Blog Feature

By: Leslie A. Moskowitz, MS, RD, CDE on

Print/Save as PDF

Active and Healthy Seniors: It's Time to Bite Into a Healthy Lifestyle

Health & Aging

HealthyLifestyleMarch is National Nutrition Month and the message this year from the Academy of Nutrition and Dietetics is to “Bite into a Healthy Lifestyle.” This message is more about establishing a healthy pattern of eating and making informed food choices versus perfection. 

So Why Eat Healthy in the First Place?

Eating healthy provides our bodies with substances called nutrients that keep body functions operating, e.g., your heart beating, your brain active, and your muscles working. Nutrients build and strengthen bones, muscles, and also regulate body processes such as digestion and blood pressure. We usually don’t become aware of how eating helps with all these things until there is a problem. 

Eating well is one of the best tools we have in our toolbox to prevent diseases such as high blood pressure, diabetes, arthritis, digestive problems, and fatigue. But the best reason for choosing to eat healthy is it provides the energy and zest active and healthy seniors need to do the things we really enjoy! 

What Does Healthy Eating Look Like?    

There are some general eating guidelines that will work for a majority of people, but remember the best-informed choices are based on your own individual needs and health profile. As we approach our senior years, we require fewer calories and so it becomes even more important to make every bite count! Including nutrient-dense foods to our diet, but in smaller portions, is one example. While there are general guidelines for making better food choices, there is no "one meal pattern" that fits the nutritional needs of everyone. Below I have provided some general healthy eating tips for seniors:
  • Choose fresh food that is cooked from scratch. Limit use of boxed or prepared items.
  • Half your plate should consist of vegetables.
  • Select starches and grains that have more whole grains and fiber in them, e.g., whole oats, brown rice, quinoa, whole grain bread. One serving is generally a ½ cup or 1 slice of bread.
  • Choose fresh fruit versus juice or canned fruit. One serving of fruit is about the size of a baseball.
  • Eat fruits and vegetables with different colors. This will provide you with a variety of valuable nutrients such as carbohydrates, vitamins, minerals, and antioxidants.
  • Include lean proteins such as white meat poultry and turkey, round or sirloin beef, fish, eggs, beans, and nuts. Trim excess fat off of meat and remove skin off of poultry. One serving of meat, chicken or fish, is equivalent to a deck of cards.
  • Choose low fat or skim milk products.
  • Season food with lemon juice, herbs and spices rather than using butter and salt.
  • Choose foods that are baked, broiled, braised, grilled, steamed, sautéed or boiled. Limit intake of fried food or items with cheese or cream sauces.

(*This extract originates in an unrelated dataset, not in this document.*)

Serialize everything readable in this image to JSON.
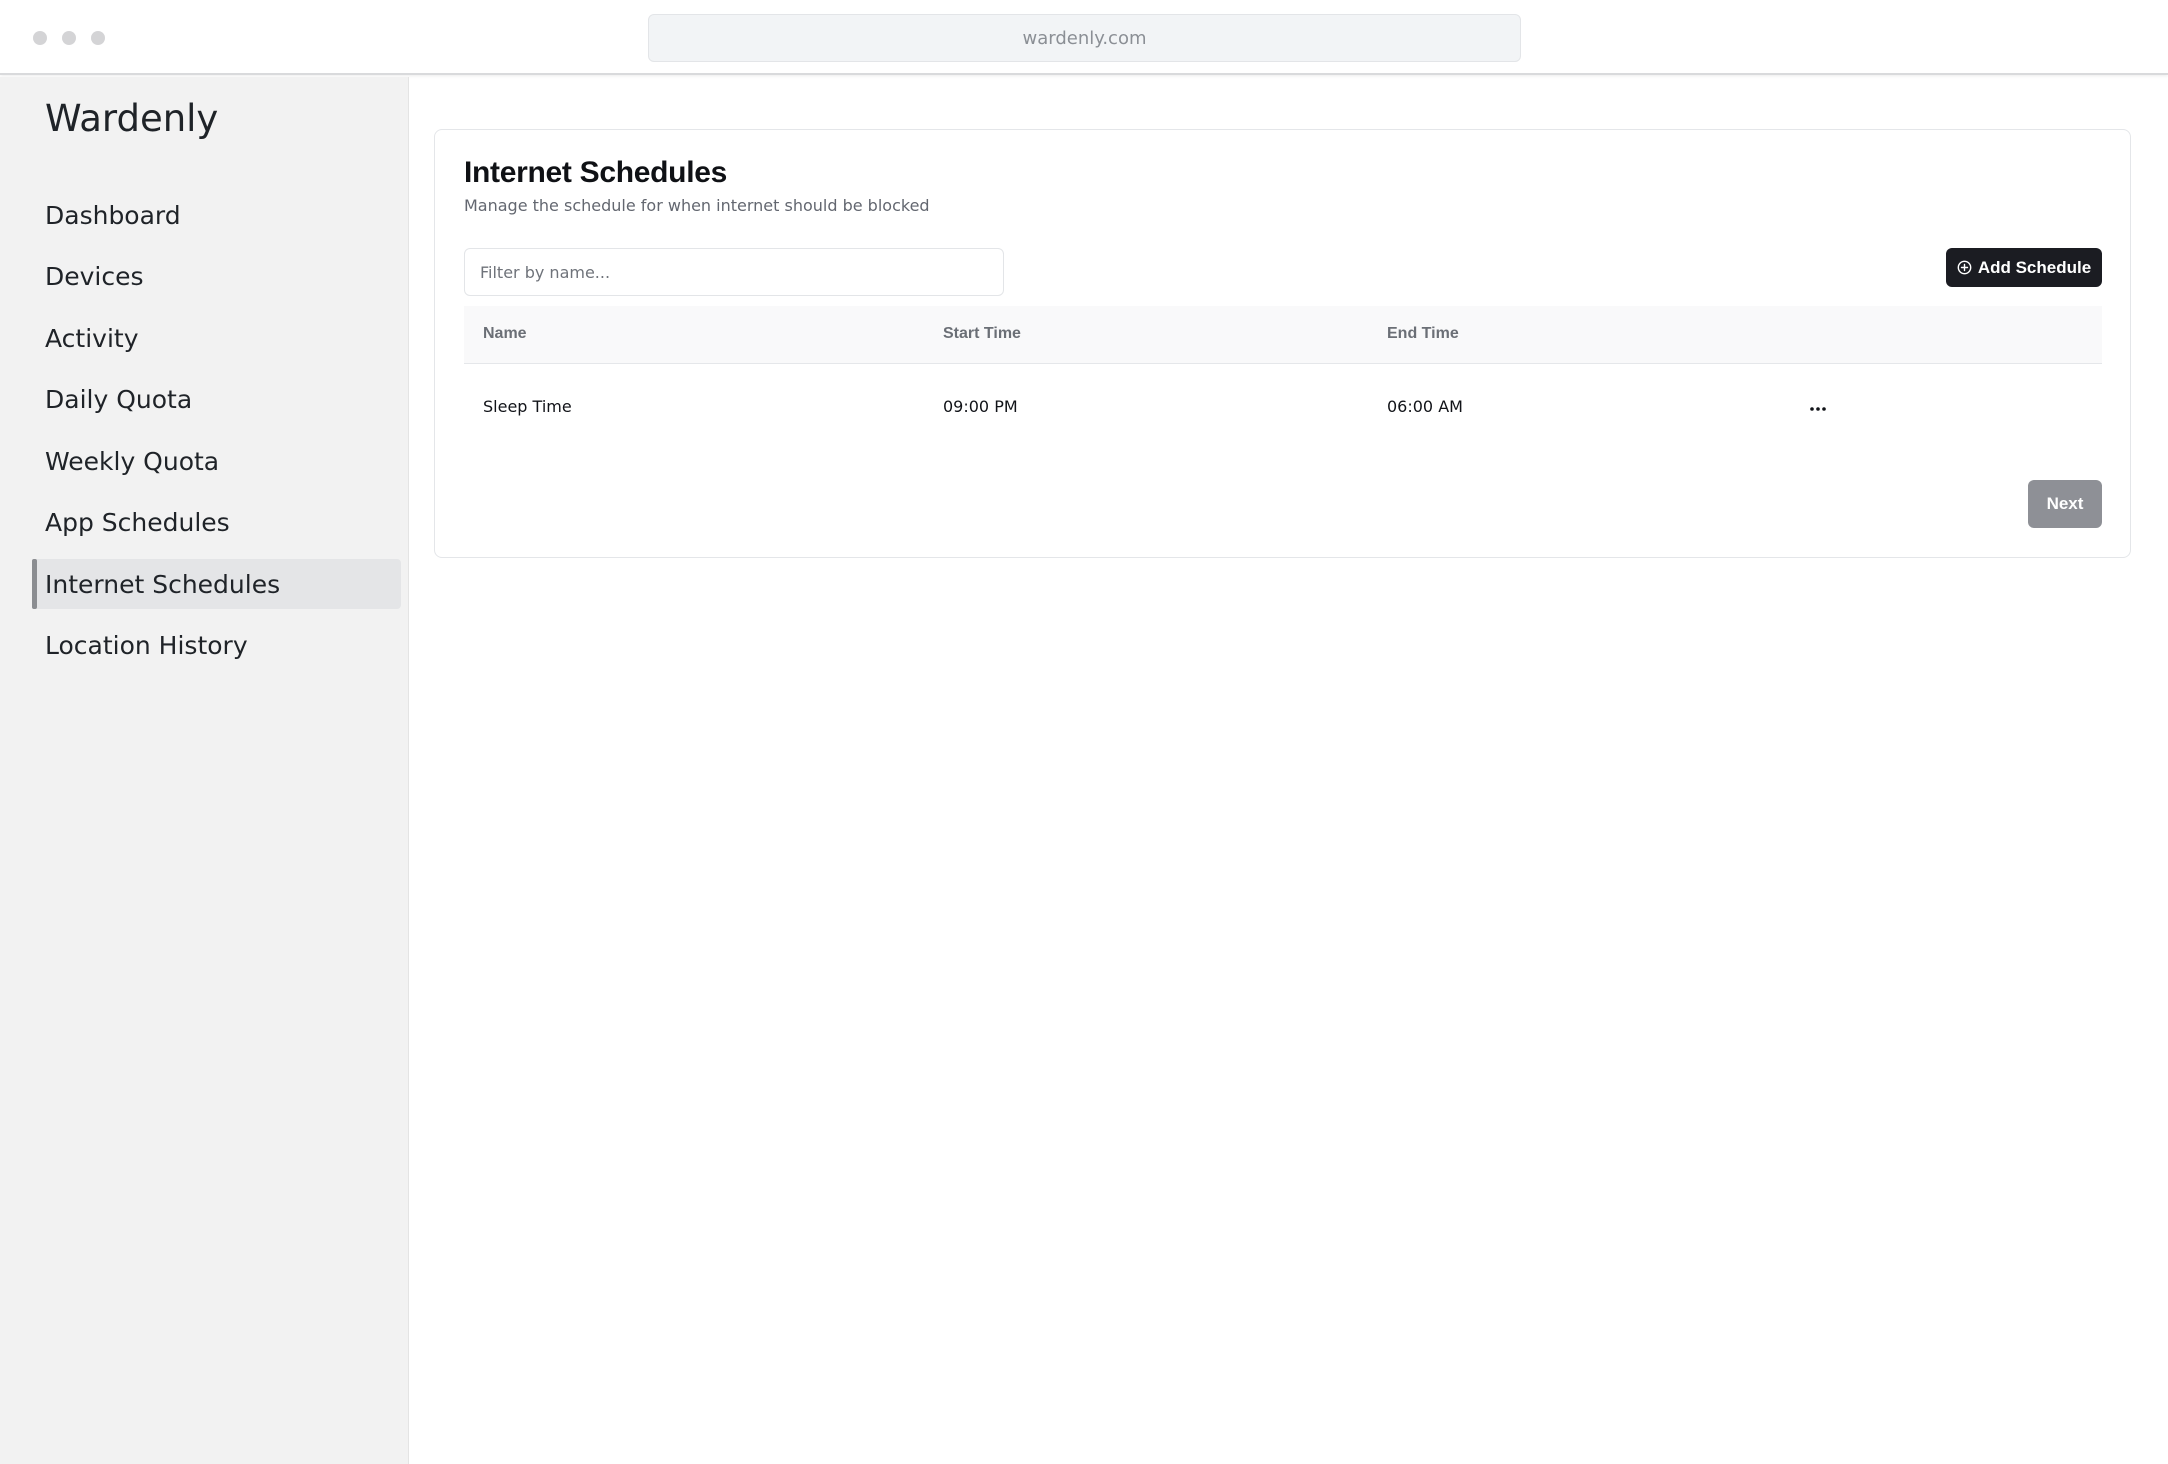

How Can I Make Better Food Choices?

For more great resources such as healthy recipes, meal plans, videos, and articles, I suggest the National Institutes on Aging, the National Institutes on Health, and the Choose MyPlate website listed at the end of this article.

If you’re unsure which healthy meal plan will work for you or if you have special dietary needs, it may benefit you to speak with a registered dietitian or your health care provider. 

I hope you found this article informative. Stay tuned for next week's post on fruits and vegetables. 


Resources:
National Institutes on Aging: http://www.nia.nih.gov/health/publication/whats-your-plate
National Institute on Health: http://www.nlm.nih.gov/medlineplus/nutritionforseniors.html
Choose MyPlate: http://www.choosemyplate.gov/

 


Presbyterian Senior Living Wants You to Stay in the Know About Your Health. Subscribe to Our Blog to Receive Updates.
 

About Leslie A. Moskowitz, MS, RD, CDE

Leslie is a registered dietitian and certified diabetes educator at Kirkland Village. Her area of expertise includes healthy eating, nutritional care plans, and diabetes education. As a Lieutenant Colonel in the Army Reserves and part of the US Military-Baylor Graduate Program in Nutrition faculty, she has been very active in her field. Leslie has served as a conference chair, program chair, and exhibits chair for several PA Academy of Nutrition and Dietetics conferences and an education and media chair for the Lehigh Valley Dietetic Association.